To do
Which lines have the string "icon"? Copy all of them from the entries below.

[Start of Attachment]

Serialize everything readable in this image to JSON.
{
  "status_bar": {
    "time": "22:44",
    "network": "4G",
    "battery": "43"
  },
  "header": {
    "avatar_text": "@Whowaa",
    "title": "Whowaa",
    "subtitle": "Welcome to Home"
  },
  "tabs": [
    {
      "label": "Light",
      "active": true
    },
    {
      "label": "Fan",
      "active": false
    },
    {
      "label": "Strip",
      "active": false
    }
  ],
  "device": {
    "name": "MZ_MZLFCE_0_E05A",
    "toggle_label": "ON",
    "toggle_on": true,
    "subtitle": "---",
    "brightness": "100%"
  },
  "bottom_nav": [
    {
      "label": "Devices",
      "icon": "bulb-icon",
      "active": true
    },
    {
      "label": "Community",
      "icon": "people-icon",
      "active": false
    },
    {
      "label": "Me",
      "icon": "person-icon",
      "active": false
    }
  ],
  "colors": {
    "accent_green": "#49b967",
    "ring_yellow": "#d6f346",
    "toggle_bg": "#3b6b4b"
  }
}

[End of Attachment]

Answer for the task
      "icon": "bulb-icon",
      "icon": "people-icon",
      "icon": "person-icon",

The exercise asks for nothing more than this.